WHAT IS EXPECTED: How many lines in the records below hold the string "Dists"? Answer with the number alone.

DATASET EXCERPTS:
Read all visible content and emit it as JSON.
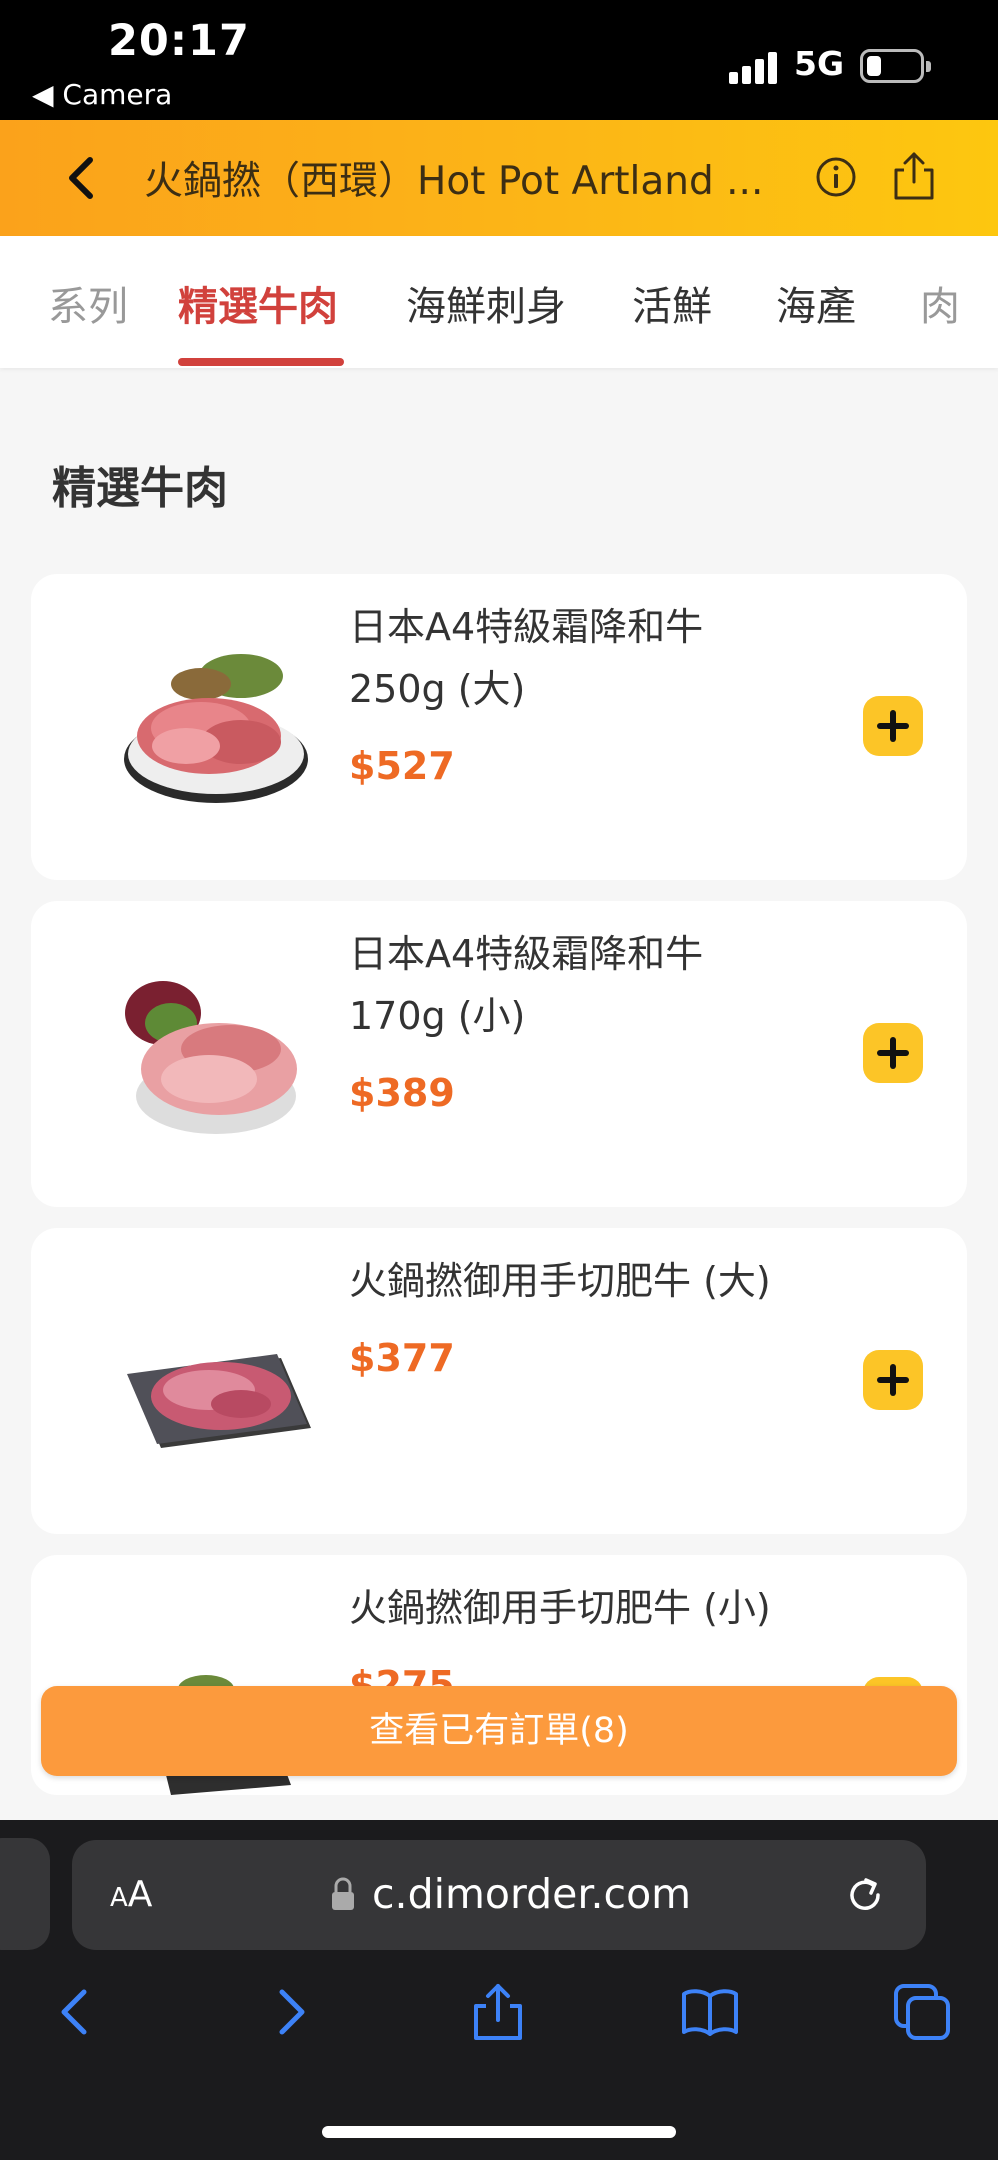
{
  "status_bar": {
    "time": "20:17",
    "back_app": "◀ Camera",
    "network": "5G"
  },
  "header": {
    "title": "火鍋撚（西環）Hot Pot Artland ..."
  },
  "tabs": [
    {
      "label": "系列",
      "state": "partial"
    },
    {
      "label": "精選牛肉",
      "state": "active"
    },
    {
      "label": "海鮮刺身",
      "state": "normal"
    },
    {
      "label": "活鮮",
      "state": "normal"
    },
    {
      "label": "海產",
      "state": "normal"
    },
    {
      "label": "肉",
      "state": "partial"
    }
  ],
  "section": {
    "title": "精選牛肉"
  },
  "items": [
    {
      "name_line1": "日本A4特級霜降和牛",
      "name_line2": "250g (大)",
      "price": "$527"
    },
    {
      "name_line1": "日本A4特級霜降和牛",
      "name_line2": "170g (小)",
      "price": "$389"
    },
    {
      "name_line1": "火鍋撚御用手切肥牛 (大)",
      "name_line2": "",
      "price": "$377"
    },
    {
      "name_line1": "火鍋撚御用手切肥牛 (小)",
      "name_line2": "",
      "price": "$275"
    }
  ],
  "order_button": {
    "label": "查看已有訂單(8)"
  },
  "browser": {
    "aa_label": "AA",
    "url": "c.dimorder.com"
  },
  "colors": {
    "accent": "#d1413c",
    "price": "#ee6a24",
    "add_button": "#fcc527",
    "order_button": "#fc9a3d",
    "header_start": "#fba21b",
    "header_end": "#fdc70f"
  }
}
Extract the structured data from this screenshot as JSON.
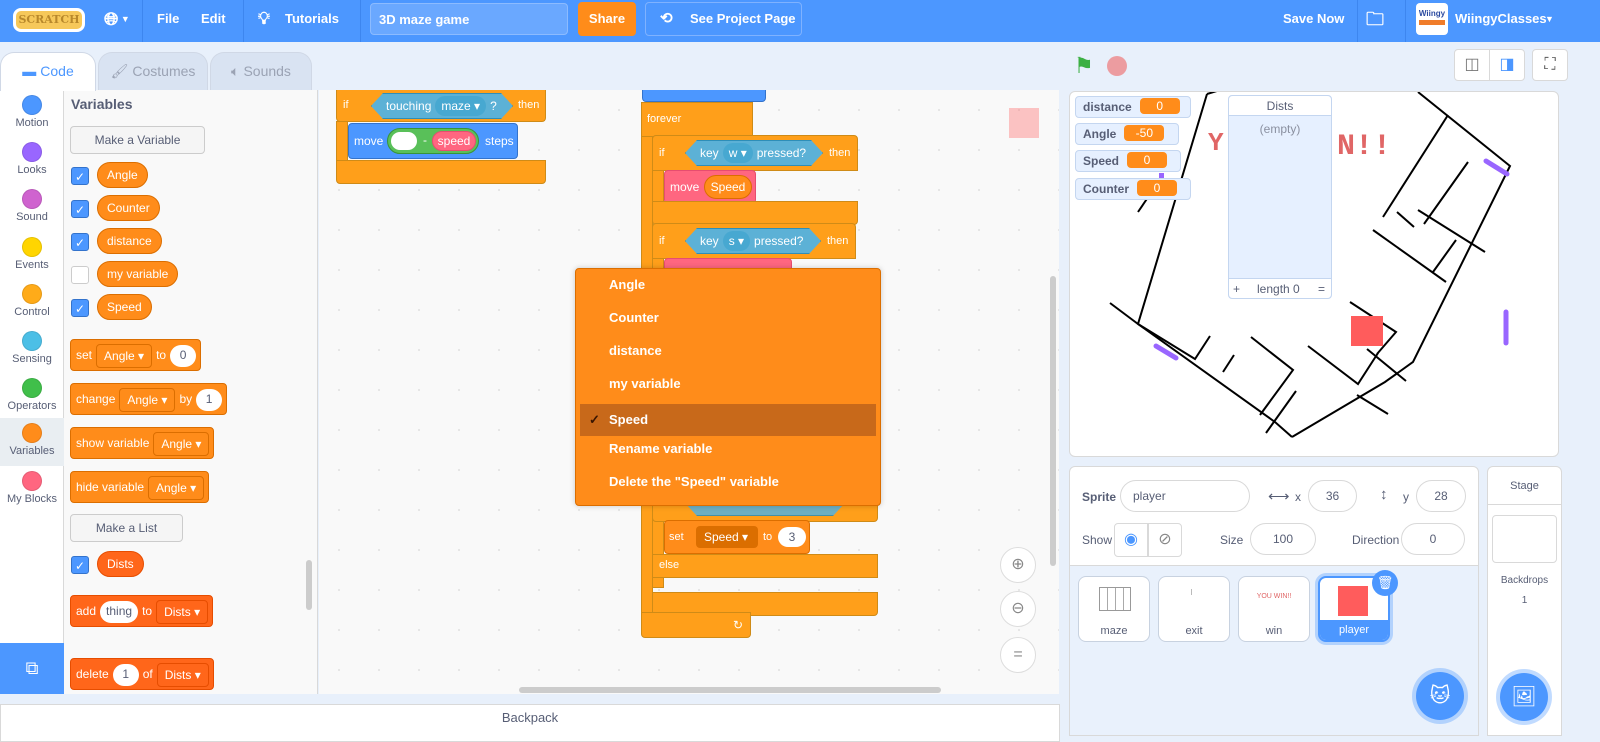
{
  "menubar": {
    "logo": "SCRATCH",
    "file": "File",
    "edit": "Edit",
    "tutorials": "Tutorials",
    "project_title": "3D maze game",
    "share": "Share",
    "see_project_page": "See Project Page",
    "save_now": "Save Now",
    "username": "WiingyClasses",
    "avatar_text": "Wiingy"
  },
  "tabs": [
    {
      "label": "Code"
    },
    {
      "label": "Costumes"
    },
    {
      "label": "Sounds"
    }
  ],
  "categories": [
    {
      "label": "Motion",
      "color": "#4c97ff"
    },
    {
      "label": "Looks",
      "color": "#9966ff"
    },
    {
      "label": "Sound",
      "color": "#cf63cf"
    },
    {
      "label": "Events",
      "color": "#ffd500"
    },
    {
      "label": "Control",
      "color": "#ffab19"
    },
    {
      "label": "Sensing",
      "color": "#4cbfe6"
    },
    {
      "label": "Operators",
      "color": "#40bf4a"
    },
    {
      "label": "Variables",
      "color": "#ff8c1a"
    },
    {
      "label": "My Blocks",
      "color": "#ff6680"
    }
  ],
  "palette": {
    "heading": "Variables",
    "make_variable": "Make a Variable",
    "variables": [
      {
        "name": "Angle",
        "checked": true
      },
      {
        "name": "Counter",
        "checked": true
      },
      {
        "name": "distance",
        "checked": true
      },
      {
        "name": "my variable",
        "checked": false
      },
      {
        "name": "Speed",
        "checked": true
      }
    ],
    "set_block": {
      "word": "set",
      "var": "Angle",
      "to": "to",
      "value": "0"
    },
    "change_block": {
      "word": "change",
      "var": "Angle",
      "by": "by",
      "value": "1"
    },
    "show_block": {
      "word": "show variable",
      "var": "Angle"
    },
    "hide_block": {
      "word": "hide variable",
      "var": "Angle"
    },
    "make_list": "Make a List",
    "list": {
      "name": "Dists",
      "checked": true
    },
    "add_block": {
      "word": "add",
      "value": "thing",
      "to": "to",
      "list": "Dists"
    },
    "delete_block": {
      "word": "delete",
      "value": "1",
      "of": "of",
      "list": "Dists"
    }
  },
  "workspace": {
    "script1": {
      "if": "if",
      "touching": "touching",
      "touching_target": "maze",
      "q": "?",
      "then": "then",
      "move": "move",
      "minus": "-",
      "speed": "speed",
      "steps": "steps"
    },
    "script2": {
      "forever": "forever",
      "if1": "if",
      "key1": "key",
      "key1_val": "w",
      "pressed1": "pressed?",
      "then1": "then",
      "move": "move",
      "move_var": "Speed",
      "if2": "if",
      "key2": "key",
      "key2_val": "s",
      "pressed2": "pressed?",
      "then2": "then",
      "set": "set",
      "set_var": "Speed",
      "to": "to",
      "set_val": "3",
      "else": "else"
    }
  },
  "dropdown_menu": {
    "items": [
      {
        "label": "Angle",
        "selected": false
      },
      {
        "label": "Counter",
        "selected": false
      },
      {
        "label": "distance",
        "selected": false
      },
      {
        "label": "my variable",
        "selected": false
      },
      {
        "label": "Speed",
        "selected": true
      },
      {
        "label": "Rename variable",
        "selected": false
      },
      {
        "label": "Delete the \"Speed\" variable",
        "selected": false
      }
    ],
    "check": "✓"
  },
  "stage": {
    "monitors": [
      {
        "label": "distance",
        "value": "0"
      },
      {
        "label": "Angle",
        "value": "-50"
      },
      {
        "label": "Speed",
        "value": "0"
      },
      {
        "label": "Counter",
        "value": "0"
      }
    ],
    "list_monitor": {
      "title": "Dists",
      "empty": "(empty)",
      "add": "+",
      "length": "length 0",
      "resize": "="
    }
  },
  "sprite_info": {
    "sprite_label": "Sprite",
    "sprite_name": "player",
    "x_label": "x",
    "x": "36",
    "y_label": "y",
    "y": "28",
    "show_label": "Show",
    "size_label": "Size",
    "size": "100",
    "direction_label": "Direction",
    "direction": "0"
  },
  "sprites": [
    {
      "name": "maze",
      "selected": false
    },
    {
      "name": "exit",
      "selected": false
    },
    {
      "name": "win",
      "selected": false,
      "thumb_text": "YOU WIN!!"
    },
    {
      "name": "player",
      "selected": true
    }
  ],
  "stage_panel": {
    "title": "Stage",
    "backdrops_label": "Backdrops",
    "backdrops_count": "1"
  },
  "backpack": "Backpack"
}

RESULT OF THE TASK: 4